Required work: Reproduce each entry below in full, exactly as it was given.
━━━ Data for analysis
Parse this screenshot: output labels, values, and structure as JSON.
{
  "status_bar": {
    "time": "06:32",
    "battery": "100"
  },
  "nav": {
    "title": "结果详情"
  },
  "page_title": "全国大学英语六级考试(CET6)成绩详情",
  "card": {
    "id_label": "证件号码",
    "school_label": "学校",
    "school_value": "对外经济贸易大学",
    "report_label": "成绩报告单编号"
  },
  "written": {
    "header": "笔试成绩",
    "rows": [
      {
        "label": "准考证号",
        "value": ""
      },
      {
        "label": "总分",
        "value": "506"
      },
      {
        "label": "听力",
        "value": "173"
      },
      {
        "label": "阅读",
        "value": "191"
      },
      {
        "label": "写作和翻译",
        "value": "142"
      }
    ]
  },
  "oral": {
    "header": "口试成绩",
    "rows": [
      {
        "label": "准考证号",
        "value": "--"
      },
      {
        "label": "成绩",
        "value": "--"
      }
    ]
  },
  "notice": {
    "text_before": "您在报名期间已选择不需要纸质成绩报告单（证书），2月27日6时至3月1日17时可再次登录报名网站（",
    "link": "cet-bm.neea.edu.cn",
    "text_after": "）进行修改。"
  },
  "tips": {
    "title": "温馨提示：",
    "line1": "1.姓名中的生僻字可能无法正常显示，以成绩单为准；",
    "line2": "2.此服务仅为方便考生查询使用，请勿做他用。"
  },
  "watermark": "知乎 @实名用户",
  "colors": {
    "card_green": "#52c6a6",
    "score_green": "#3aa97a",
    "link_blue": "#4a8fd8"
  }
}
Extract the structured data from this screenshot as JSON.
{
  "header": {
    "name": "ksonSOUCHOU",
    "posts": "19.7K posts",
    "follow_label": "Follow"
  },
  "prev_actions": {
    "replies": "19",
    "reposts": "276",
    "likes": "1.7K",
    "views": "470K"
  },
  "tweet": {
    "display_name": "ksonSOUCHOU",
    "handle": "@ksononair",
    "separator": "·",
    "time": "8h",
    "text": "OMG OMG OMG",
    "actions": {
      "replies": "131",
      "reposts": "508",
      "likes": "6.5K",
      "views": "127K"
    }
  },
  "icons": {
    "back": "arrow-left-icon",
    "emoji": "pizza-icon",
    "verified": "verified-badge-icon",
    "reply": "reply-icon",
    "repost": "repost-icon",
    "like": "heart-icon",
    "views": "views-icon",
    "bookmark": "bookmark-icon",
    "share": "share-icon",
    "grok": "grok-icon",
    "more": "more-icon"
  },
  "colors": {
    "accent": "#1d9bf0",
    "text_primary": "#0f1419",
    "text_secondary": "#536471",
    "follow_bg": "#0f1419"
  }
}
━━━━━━
Answer space:
Parse this screenshot: output labels, values, and structure as JSON.
{
  "status_bar": {
    "time": "06:32",
    "battery": "100"
  },
  "nav": {
    "title": "结果详情"
  },
  "page_title": "全国大学英语六级考试(CET6)成绩详情",
  "card": {
    "id_label": "证件号码",
    "school_label": "学校",
    "school_value": "对外经济贸易大学",
    "report_label": "成绩报告单编号"
  },
  "written": {
    "header": "笔试成绩",
    "rows": [
      {
        "label": "准考证号",
        "value": ""
      },
      {
        "label": "总分",
        "value": "506"
      },
      {
        "label": "听力",
        "value": "173"
      },
      {
        "label": "阅读",
        "value": "191"
      },
      {
        "label": "写作和翻译",
        "value": "142"
      }
    ]
  },
  "oral": {
    "header": "口试成绩",
    "rows": [
      {
        "label": "准考证号",
        "value": "--"
      },
      {
        "label": "成绩",
        "value": "--"
      }
    ]
  },
  "notice": {
    "text_before": "您在报名期间已选择不需要纸质成绩报告单（证书），2月27日6时至3月1日17时可再次登录报名网站（",
    "link": "cet-bm.neea.edu.cn",
    "text_after": "）进行修改。"
  },
  "tips": {
    "title": "温馨提示：",
    "line1": "1.姓名中的生僻字可能无法正常显示，以成绩单为准；",
    "line2": "2.此服务仅为方便考生查询使用，请勿做他用。"
  },
  "watermark": "知乎 @实名用户",
  "colors": {
    "card_green": "#52c6a6",
    "score_green": "#3aa97a",
    "link_blue": "#4a8fd8"
  }
}
Extract the structured data from this screenshot as JSON.
{
  "header": {
    "name": "ksonSOUCHOU",
    "posts": "19.7K posts",
    "follow_label": "Follow"
  },
  "prev_actions": {
    "replies": "19",
    "reposts": "276",
    "likes": "1.7K",
    "views": "470K"
  },
  "tweet": {
    "display_name": "ksonSOUCHOU",
    "handle": "@ksononair",
    "separator": "·",
    "time": "8h",
    "text": "OMG OMG OMG",
    "actions": {
      "replies": "131",
      "reposts": "508",
      "likes": "6.5K",
      "views": "127K"
    }
  },
  "icons": {
    "back": "arrow-left-icon",
    "emoji": "pizza-icon",
    "verified": "verified-badge-icon",
    "reply": "reply-icon",
    "repost": "repost-icon",
    "like": "heart-icon",
    "views": "views-icon",
    "bookmark": "bookmark-icon",
    "share": "share-icon",
    "grok": "grok-icon",
    "more": "more-icon"
  },
  "colors": {
    "accent": "#1d9bf0",
    "text_primary": "#0f1419",
    "text_secondary": "#536471",
    "follow_bg": "#0f1419"
  }
}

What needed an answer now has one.